Morton's long career as a teacher began during her summers off from her studies at Flora MacDonald College. She taught in vacation church schools. She then became the sixth grade teacher in a Kingsport, Tennessee, public school. During these years she developed an extraordinary attunement to the imaginative gifts of children which would shape her pedagogy and her theology.
Morton then made the great leap from Appalachia to New York City, where she graduated from Biblical Seminary and moved on to direct the educational programs of Plymouth Congregational Church in Brooklyn. At the same time she led advanced seminars for Christian educators at Union Theological Seminary. The urban experience began to refocus her ministry in terms of social justice as she began to confront a poverty that degrades and entraps, a poverty unlike that with which she had been well acquainted among the hill people. During the 1930s she directed the youth programs for her own denomination, the Presbyterian Church in the United States, based in Richmond. She consistently challenged the racial segregation laws of the South as a board member for the denomination's board of education.
During her seven years in Virginia she challenged the racial laws and customs of the South by organizing interracial youth camps and conferences. Then in 1943 Morton accepted the call to become the general secretary of the Fellowship of Christian Churchmen (one source called it the Fellowship of Southern Churchmen), a prophetic network of African American and white southern leaders committed to racial justice, equality, and integration. This is the group in which Martin Luther King, Jr., would rise to prominence, a group which did indispensable preparatory work for the later civil rights movement. Morton was instrumental in changing the Fellowship's annual conference into an (illegally) interracial family camping week in a secluded mountain cove. On one occasion she and her campers hid all night between the rows in a cornfield to elude a local group threatening to take the law into their own hands. In 1947 she took part in the first Freedom Ride, a key historic event designed to challenge the racist laws inhibiting interstate travel for African Americans.
A bout with cancer caused her to resign the Fellowship post and return to the family home in Tennessee. During her ultimately successful convalescence she occupied herself teaching mentally handicapped children for whom she pioneered camping programs. Morton made a prize-winning film on the subject for the Virginia State Department of Education. During this period she was also writing, publishing two books on her perspectives on Christian and theological education.
In 1956 Drew Theological School in Madison, New Jersey, then a Methodist seminary with a strong international flavor due to its involvement in German existential theology, called her to join its faculty. She came as an instructor in Christian education, the only field then open to women in seminary education. She became the first, and for many years only, woman on the faculty. Drew invited her to use her commitments and experiences to broaden its understanding of the church's educational ministries. And indeed she never relented in her willingness to challenge colleagues at Drew and in the churches as to the multidimensional scope of their accountabilities, urging them to become more active in the church's mission of the time. In her teaching and writing she drew not just on the dimensions of social and global justice but also on the avant garde theater and art museums of New York.

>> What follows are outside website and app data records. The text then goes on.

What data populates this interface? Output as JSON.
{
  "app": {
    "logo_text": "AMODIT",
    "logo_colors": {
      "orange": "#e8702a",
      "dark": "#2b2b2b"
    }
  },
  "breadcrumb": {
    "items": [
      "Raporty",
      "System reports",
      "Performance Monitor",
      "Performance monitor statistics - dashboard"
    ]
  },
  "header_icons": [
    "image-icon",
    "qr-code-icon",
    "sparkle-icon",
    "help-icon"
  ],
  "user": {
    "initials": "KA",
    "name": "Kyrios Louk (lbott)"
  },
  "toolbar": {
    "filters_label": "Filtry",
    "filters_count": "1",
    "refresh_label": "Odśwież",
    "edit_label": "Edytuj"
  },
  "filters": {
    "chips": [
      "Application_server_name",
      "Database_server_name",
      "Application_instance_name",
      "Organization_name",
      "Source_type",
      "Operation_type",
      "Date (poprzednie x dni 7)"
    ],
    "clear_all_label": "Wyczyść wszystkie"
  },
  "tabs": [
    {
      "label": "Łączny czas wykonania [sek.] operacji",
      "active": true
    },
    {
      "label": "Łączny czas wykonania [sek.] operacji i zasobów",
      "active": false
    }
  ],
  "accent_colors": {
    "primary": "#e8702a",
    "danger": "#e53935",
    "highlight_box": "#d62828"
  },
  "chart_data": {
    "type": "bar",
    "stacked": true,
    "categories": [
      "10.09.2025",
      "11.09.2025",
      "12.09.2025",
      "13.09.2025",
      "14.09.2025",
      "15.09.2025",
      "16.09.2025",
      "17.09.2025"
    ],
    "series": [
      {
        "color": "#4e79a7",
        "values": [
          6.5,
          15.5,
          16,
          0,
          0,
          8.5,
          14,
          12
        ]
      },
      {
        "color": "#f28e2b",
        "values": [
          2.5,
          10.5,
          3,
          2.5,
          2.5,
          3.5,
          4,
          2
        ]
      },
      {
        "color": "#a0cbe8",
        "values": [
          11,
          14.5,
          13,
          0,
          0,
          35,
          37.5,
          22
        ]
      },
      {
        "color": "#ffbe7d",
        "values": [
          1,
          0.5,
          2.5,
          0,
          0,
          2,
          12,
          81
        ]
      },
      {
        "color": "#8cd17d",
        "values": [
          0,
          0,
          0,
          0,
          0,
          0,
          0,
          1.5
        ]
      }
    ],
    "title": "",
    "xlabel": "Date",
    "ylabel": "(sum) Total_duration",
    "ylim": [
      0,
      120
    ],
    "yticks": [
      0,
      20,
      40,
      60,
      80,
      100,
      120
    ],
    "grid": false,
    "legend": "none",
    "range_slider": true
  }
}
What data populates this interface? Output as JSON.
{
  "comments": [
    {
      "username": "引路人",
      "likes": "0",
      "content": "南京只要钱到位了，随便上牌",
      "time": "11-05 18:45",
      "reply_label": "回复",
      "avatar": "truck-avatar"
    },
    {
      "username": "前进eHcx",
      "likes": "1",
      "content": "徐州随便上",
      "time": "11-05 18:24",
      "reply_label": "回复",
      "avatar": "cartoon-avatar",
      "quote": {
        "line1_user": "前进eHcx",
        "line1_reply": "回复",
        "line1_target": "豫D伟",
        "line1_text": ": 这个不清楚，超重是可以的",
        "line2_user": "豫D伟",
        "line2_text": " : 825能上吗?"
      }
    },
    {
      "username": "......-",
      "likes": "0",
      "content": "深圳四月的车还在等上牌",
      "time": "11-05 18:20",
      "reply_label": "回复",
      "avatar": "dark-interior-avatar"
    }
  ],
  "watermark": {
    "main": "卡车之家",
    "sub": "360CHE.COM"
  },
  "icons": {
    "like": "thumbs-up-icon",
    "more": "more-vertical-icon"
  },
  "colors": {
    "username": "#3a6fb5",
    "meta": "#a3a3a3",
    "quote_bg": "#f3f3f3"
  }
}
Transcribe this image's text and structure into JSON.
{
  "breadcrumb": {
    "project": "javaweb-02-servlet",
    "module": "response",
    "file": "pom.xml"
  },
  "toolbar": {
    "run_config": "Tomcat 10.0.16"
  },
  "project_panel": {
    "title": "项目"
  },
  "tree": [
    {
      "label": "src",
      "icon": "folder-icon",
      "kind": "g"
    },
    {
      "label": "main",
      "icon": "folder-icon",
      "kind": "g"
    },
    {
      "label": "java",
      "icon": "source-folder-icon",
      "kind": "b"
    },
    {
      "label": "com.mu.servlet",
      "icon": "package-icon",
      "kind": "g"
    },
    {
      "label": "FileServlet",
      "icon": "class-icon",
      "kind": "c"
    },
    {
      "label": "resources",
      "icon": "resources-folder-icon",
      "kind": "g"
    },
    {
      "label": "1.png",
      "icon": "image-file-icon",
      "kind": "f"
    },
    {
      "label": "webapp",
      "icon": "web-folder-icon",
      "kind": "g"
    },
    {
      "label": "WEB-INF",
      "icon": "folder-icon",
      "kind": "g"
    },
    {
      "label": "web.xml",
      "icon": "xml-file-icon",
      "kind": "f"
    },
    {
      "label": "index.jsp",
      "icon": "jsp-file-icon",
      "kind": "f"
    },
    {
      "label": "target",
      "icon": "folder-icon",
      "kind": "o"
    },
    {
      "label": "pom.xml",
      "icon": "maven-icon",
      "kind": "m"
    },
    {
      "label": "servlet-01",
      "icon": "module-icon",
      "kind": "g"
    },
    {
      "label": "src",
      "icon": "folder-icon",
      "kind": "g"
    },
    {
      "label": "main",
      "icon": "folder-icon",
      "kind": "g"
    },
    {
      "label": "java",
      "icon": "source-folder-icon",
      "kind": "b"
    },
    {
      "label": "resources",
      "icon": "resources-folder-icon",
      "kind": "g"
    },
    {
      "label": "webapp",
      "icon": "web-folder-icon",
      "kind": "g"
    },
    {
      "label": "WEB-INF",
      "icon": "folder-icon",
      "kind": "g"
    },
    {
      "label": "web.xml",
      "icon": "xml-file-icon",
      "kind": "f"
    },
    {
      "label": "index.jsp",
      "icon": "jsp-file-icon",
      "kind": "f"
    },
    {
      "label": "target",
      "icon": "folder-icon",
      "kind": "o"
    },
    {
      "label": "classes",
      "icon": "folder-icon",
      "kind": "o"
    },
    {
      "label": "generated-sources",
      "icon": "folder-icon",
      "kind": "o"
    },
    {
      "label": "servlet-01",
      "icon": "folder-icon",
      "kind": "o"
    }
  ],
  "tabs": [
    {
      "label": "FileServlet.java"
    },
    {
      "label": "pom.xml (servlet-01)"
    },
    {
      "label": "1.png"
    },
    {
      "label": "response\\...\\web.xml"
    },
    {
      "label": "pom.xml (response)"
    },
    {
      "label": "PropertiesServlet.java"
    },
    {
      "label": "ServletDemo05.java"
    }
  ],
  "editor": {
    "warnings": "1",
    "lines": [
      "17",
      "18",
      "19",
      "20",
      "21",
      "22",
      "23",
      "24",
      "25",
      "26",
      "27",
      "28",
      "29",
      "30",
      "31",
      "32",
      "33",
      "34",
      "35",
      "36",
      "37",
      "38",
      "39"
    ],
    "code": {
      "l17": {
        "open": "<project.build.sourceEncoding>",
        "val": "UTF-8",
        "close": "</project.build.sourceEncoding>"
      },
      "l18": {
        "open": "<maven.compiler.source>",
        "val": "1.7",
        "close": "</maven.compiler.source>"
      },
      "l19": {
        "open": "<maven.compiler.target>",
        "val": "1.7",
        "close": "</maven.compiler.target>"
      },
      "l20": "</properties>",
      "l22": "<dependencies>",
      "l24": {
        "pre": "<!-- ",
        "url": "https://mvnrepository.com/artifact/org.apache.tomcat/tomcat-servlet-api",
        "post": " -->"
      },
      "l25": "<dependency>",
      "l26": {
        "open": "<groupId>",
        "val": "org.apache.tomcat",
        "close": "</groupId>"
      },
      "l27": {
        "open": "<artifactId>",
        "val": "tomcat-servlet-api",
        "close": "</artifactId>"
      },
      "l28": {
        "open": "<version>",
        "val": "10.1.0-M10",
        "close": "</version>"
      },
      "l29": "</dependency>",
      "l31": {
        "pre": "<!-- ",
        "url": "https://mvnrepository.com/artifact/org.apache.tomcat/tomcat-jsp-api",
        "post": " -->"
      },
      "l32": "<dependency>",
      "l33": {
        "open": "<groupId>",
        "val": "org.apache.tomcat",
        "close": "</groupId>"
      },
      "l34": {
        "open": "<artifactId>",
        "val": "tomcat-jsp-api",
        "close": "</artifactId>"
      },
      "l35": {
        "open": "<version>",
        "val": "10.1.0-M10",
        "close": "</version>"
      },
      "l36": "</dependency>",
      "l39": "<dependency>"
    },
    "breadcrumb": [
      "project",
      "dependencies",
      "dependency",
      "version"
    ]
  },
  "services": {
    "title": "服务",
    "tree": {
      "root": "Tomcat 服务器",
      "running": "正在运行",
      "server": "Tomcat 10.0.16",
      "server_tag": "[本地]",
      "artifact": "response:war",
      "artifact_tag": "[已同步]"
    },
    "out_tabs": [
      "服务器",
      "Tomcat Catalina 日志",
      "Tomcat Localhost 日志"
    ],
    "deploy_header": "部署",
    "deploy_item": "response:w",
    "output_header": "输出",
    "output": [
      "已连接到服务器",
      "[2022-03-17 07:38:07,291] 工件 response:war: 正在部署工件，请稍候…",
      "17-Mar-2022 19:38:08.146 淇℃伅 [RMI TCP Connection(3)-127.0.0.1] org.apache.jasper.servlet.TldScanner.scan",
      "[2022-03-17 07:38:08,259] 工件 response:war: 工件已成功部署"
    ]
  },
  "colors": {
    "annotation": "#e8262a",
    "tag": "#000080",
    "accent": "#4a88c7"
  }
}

In 1962 she took a sabbatical leave to study in Switzerland with Jean Piaget. Here she learned the requisite tools for her critique of the theological tradition of the Word and its hyperabstractions of transcendence. It was in the late 1960s that Morton began to make the connections between image, word, and the newly emerging feminist movement. At this point, she wrote, "My whole life just fell open." In 1969 she taught what seems to be the first course anywhere on women, language, and the Bible. For the two remarkably creative decades remaining to her, she would focus attention on what she called "the woman question."
After her retirement from Drew in 1971, Morton was free to embark on a period of intense intellectual activity, including writing, teaching, and speaking at events around the world. She became involved in the formative discussions, behind the scenes and on the forefront of the new set of theories and practices known as feminine theology. From her new home in Claremont, California, she participated in the newly created Commission on Women formed by the National Council of Churches by examining women's roles in articulating theology. Morton also led and participated in feminist spirituality groups, forming an academic group on women and religion called Thiasos.
From papers written during this decade she edited her book The Journey Is Home. This book reveals why Christian feminists such as Rosemary Ruether, and post-Christian feminists, such as Mary Daly, consider her a great foremother.
In its pages her earthy Appalachian roots underlie a project which finally embraced every dimension of spiritual and political consciousness. Her way was not to pontificate. The essays are concise explorations rather than conclusive treatises. Her famous phrase, "hearing each other to speech," suggests her own method. For Morton even the act of divine creation is no longer to be imagined as the ultimate speech-act; rather, "in the beginning was the hearing."
This open, liberating concept of hearing is linked to consciousness, whence metaphors arise. Following the power of metaphor to both break the deadlock of old images and liberate our energies with new ones, she challenges the sociocultural icons of patriarchy. Instead of the old revelation of the Word from above, she evokes a movement which carries the aspirations for wholeness of all persons who have been kept down, whether by race, class, or gender. And it carries the bodily, emotive, relational energies which wait to come forth as sacred in each of us. Finally, her work centered on the idea of the Goddess as metaphor. Her work reports not just the history and the theory supportive of a Goddess-spirituality, but also her own imaginative visionary experiences. Yet her message remained unmistakable; the "Goddess," or God as woman, is a metaphor. Its purpose is iconoclastic and epiphanic—to break the exclusivistic hold of masculine images of the divine and to disclose new possibilities. If the Goddess ceases to be a live metaphor, perhaps when sexism itself has been overcome, then "she" must also shatter or else become a dull and dogmatic idol like the usual uses of "God the Father."
A respected critic said her thoughts of Morton were of "a pucker of dissatisfaction, of systematic suspicion, knitting her brow; or of her radiant burst of innocent wonder, unconditionally affirmative; or her continuum of undiluted curiosity. Her passion to know what was going on, especially but not exclusively with women and minorities, kept her reading immense piles of books and journals and kept her in touch with an endless network of friends." Despite a review in a journal that indicated Morton had moved to the margin of the Presbyterian faith in her later years, Morton believed herself to be even more faithful to her challenge of church assumptions about women. Even in her 80s, Morton was an advocate for religion and theology to be "an embodied, communal process, an evolving politics of the imagination in which we are, in her famous idiom, heard to our own speech."
Morton's full life of over eight decades never ceased to be a journey. It ended on July 14, 1987. In her view, the journey does not arrive eventually at a final destination called "home." Rather, "home is a movement, a quality of relationship, a state where people seek to be 'their own,' and increasingly responsible for the world." In this sense, "the journey is home." She was one whose immeasurable influence will long continue to come home to those concerned with justice and gender in the churches.
The best introduction to Nelle Morton is her own book The Journey Is Home (1985). See also Catherine Keller, "Ear, Goddess and Metaphor on the Journey of Nelle Morton" in Feminist Studies in Religion, and "Nelle Morton: Hearing to Speech" in The Christian Century (February 7-14, 1990); and "Nelle Morton: Journeying Home" in The Christian Century (August 26-September 2, 1987). □